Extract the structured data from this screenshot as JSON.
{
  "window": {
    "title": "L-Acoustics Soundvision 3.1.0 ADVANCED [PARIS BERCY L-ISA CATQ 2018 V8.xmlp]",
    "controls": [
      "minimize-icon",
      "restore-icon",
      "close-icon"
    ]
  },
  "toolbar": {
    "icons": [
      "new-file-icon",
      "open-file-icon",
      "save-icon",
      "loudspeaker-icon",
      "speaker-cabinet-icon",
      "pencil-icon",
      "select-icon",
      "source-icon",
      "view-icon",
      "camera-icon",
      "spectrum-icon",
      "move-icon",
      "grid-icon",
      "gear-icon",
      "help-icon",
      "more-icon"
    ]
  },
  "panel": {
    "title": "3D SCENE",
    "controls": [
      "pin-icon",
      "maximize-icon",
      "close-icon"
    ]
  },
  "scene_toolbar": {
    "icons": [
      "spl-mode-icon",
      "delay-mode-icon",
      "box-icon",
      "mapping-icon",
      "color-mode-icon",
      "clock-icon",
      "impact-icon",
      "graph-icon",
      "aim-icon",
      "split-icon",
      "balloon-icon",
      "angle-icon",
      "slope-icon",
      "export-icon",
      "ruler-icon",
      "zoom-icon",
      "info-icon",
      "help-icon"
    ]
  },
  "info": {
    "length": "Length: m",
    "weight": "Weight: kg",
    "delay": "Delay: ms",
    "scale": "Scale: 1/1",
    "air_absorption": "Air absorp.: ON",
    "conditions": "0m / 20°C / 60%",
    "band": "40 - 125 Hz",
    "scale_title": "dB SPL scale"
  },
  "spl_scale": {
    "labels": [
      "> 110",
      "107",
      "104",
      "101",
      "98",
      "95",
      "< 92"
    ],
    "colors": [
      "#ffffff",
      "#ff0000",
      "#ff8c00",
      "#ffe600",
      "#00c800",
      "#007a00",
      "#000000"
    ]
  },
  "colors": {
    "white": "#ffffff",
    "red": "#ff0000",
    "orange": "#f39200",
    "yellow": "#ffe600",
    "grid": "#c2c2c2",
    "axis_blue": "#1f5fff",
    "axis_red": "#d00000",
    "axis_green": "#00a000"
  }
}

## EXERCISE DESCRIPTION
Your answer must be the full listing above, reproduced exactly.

## YOUR SOLUTION
Extract the structured data from this screenshot as JSON.
{
  "window": {
    "title": "L-Acoustics Soundvision 3.1.0 ADVANCED [PARIS BERCY L-ISA CATQ 2018 V8.xmlp]",
    "controls": [
      "minimize-icon",
      "restore-icon",
      "close-icon"
    ]
  },
  "toolbar": {
    "icons": [
      "new-file-icon",
      "open-file-icon",
      "save-icon",
      "loudspeaker-icon",
      "speaker-cabinet-icon",
      "pencil-icon",
      "select-icon",
      "source-icon",
      "view-icon",
      "camera-icon",
      "spectrum-icon",
      "move-icon",
      "grid-icon",
      "gear-icon",
      "help-icon",
      "more-icon"
    ]
  },
  "panel": {
    "title": "3D SCENE",
    "controls": [
      "pin-icon",
      "maximize-icon",
      "close-icon"
    ]
  },
  "scene_toolbar": {
    "icons": [
      "spl-mode-icon",
      "delay-mode-icon",
      "box-icon",
      "mapping-icon",
      "color-mode-icon",
      "clock-icon",
      "impact-icon",
      "graph-icon",
      "aim-icon",
      "split-icon",
      "balloon-icon",
      "angle-icon",
      "slope-icon",
      "export-icon",
      "ruler-icon",
      "zoom-icon",
      "info-icon",
      "help-icon"
    ]
  },
  "info": {
    "length": "Length: m",
    "weight": "Weight: kg",
    "delay": "Delay: ms",
    "scale": "Scale: 1/1",
    "air_absorption": "Air absorp.: ON",
    "conditions": "0m / 20°C / 60%",
    "band": "40 - 125 Hz",
    "scale_title": "dB SPL scale"
  },
  "spl_scale": {
    "labels": [
      "> 110",
      "107",
      "104",
      "101",
      "98",
      "95",
      "< 92"
    ],
    "colors": [
      "#ffffff",
      "#ff0000",
      "#ff8c00",
      "#ffe600",
      "#00c800",
      "#007a00",
      "#000000"
    ]
  },
  "colors": {
    "white": "#ffffff",
    "red": "#ff0000",
    "orange": "#f39200",
    "yellow": "#ffe600",
    "grid": "#c2c2c2",
    "axis_blue": "#1f5fff",
    "axis_red": "#d00000",
    "axis_green": "#00a000"
  }
}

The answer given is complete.